Global trade of these 107 low-carbon technologies has plateaued since 2011, a potentially worrying sign for climate change mitigation. Exports have risen nearly 20-fold—from US$43.6 billion in 1990 to an estimated US$809.9 billion in 2017 (image below). 

Total value of Low-Carbon Technology export

Despite strong year-on-year export growth in the early 1990s and 2000s, low-carbon technology trade has actually failed to grow in value terms in three of the past six years. Bilateral trade volumes have fluctuated by product and country pair, with no clear pattern of continued decline or growth. 

If one uses installed capacity of RE as an indicator of low-carbon technology trade volumes, the steady rise in installed capacity would suggest more production, and potentially trade, of these products albeit at lower prices. This increase, however, would include only a subset of the 107 LCT products.

Low-Carbon Technology export growth versus growth of all export,1990-2016

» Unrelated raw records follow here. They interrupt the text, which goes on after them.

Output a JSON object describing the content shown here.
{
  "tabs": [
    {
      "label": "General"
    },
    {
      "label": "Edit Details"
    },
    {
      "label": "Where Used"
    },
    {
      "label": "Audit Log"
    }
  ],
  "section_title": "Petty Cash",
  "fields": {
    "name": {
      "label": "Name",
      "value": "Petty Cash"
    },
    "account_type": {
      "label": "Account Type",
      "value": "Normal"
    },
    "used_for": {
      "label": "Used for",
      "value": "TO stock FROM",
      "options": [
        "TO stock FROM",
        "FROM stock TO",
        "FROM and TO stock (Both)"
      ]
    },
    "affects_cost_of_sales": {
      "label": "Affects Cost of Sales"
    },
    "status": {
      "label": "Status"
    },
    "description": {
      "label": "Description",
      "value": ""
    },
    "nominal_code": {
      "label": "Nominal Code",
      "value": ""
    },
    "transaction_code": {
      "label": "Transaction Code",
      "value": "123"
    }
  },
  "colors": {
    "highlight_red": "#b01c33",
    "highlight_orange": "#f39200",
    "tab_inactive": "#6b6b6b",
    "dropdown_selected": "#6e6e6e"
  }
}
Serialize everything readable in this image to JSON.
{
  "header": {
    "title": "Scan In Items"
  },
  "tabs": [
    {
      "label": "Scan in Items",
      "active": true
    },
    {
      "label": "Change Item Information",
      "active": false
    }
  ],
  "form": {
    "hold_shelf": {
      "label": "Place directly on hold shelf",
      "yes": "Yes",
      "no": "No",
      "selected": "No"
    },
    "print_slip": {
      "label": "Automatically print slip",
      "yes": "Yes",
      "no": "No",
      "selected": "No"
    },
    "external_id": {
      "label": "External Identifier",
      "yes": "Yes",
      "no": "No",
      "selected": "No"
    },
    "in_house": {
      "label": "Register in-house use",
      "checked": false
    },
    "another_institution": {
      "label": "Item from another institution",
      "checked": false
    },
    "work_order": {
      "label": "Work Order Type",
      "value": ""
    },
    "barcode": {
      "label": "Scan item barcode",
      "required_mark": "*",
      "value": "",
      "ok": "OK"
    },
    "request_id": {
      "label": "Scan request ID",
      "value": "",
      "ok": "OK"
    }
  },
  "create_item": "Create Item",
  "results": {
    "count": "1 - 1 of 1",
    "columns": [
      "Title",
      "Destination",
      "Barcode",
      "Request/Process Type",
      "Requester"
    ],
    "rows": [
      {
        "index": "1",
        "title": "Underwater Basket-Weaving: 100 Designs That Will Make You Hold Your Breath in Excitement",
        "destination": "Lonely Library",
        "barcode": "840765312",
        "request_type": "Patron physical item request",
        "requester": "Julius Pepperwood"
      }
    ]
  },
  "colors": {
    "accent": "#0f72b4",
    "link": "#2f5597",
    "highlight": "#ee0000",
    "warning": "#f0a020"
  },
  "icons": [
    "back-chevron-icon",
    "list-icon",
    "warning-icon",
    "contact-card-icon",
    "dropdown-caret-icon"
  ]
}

2. FDI as a Channel Of LCT Transfer

Technology transfers through FDI are often considered more knowledge intensive than those through trade because of the longer-term and deeper engagement in the receiving country. 

Increasingly, research finds that FDI-receiving countries benefit strongly from direct and indirect knowledge spillovers between foreign and domestic firms. 

Multinational firms that invest around the world tend to share certain characteristics: they are technologically advanced and operate at higher international standards, including using management systems that monitor and actively seek to reduce environmental impacts. 

In the case of high-tech sectors—where many low-carbon technologies would be considered—FDI spillovers are found to have even more impact.

FDI as a Channel Of Low-Carbon Technology Transfer

Furthermore, FDI is a crucial source of financing for the deployment of LCTs. FDI into renewable energy (RE) is most often invested to develop downstream power production facilities and other infrastructure assets, rather than into the manufacturing processes that could lead to more knowledge and skills spillovers in the domestic economy. 

FDI isn’t without its drawbacks. It can hinder the growth of domestic companies, force less competitive businesses to close, and allow foreign firms to dominate certain industries in developing economies by controlling prices (monopoly rents).

Foreign direct investment (FDI) is crucial for developing countries aiming to transfer low-carbon technology to their domestic industries. This fosters production of cleaner products and paves the way for sustainable economic growth. 

However, measuring the exact impact of LCT-focused FDI is challenging.  While tracking renewable energy (RE) investments offers the most straightforward approach, data collection remains limited, especially in developing countries. 

Here, the key players driving RE investment are often not national governments, but rather local authorities, community initiatives, and large corporations.


“There is an urgent need to facilitate the transfer of technology to developing countries,” said Ceyla Pazarbasioglu, Vice President for Equitable Growth, Finance and Institutions at the World Bank Group. 

“This requires getting energy prices right, building human and institutional capital, supporting LCT investment through de-risking mechanisms, and introducing policies that support the uptake of LCT. But it can be done. It is possible to limit global warming with existing LCT—provided it is deployed on a massive scale to developing countries.”

International institutions and donor countries need to explore all possible strategies for combating climate change. Low-carbon technology transfer is an underutilized approach that could help developing countries get on a path to a low-carbon future.

See more: How Global Companies Are Leading on Climate Change Solutions